- [YOUR INSTRUCTIONS]
The required result is a copy of each line below in which "JSON" appears.

- [DATA FOR ANALYSIS]

- Opening Delimiter -

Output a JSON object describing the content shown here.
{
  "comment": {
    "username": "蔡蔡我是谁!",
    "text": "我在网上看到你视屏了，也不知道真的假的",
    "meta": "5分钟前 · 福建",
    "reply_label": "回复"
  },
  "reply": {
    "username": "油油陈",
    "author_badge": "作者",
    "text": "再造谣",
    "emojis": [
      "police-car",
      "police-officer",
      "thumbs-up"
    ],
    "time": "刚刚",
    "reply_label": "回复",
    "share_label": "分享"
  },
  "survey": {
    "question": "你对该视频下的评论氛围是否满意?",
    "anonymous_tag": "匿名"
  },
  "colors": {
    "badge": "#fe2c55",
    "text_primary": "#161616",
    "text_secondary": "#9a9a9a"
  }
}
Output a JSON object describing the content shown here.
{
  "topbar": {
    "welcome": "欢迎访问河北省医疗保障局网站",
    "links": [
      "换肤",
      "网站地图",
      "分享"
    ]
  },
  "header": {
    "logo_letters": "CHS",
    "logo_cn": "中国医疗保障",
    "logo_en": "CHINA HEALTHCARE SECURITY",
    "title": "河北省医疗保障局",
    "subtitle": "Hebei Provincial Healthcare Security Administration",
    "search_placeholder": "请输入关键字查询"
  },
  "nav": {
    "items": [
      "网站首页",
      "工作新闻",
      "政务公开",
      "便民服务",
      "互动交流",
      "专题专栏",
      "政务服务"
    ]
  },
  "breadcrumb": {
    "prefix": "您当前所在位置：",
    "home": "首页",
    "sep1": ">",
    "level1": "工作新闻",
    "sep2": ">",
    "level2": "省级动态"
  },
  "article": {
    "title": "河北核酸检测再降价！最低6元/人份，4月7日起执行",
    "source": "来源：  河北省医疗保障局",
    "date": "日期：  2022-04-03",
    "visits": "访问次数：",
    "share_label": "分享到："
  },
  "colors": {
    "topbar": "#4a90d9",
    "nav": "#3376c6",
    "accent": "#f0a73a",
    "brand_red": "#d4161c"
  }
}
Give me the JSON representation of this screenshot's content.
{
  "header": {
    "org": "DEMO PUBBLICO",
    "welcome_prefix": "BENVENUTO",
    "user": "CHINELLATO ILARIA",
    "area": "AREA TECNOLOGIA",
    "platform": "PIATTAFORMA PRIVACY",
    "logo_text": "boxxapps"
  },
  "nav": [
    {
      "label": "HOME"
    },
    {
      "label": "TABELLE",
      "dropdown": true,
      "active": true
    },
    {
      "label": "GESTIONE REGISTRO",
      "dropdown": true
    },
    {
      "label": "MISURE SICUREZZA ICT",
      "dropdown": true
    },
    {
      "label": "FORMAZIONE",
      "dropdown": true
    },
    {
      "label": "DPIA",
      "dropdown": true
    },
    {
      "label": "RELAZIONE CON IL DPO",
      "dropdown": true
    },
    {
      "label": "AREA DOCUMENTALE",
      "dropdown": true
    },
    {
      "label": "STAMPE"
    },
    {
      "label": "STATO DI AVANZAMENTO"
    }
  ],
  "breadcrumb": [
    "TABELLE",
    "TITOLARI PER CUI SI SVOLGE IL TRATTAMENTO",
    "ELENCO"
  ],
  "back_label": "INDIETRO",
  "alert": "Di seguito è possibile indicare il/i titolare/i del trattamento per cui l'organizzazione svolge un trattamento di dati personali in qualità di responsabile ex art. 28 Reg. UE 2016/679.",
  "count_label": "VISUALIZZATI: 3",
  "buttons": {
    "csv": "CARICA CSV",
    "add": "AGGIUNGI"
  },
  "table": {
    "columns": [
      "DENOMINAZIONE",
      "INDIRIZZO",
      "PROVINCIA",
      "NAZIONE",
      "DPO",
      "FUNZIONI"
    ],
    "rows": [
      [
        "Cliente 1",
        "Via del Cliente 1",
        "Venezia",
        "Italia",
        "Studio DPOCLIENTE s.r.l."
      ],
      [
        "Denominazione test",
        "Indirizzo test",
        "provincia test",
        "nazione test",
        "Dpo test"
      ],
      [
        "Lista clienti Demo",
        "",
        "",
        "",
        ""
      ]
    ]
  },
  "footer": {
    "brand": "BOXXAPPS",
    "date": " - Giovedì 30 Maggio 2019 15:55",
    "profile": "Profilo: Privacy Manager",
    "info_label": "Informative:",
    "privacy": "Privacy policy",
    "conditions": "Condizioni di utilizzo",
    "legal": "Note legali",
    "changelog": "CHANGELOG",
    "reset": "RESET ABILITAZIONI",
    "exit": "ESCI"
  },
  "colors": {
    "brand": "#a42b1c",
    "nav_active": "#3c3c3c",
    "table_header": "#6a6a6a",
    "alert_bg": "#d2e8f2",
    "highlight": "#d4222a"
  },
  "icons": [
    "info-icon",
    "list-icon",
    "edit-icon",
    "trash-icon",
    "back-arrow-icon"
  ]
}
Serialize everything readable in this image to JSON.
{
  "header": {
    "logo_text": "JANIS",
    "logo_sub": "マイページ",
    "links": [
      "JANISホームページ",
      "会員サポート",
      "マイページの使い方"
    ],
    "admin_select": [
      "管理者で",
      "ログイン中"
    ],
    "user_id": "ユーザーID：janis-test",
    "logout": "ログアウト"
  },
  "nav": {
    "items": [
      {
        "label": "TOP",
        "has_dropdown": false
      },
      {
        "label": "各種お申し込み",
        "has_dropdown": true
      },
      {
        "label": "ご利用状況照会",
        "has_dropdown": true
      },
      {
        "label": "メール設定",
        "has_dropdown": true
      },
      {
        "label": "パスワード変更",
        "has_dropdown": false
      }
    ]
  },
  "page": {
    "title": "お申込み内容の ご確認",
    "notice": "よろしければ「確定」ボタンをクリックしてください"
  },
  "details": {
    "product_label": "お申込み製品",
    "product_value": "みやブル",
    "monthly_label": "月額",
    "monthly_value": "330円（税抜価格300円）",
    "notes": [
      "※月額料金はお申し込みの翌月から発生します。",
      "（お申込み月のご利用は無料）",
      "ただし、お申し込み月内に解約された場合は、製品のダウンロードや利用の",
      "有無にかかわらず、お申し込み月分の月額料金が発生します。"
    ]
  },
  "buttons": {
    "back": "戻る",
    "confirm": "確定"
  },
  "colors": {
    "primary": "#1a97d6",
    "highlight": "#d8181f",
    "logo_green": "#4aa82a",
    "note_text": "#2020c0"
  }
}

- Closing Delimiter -

- [ANSWER TO THIS TASK]
Output a JSON object describing the content shown here.
Output a JSON object describing the content shown here.
Give me the JSON representation of this screenshot's content.
Serialize everything readable in this image to JSON.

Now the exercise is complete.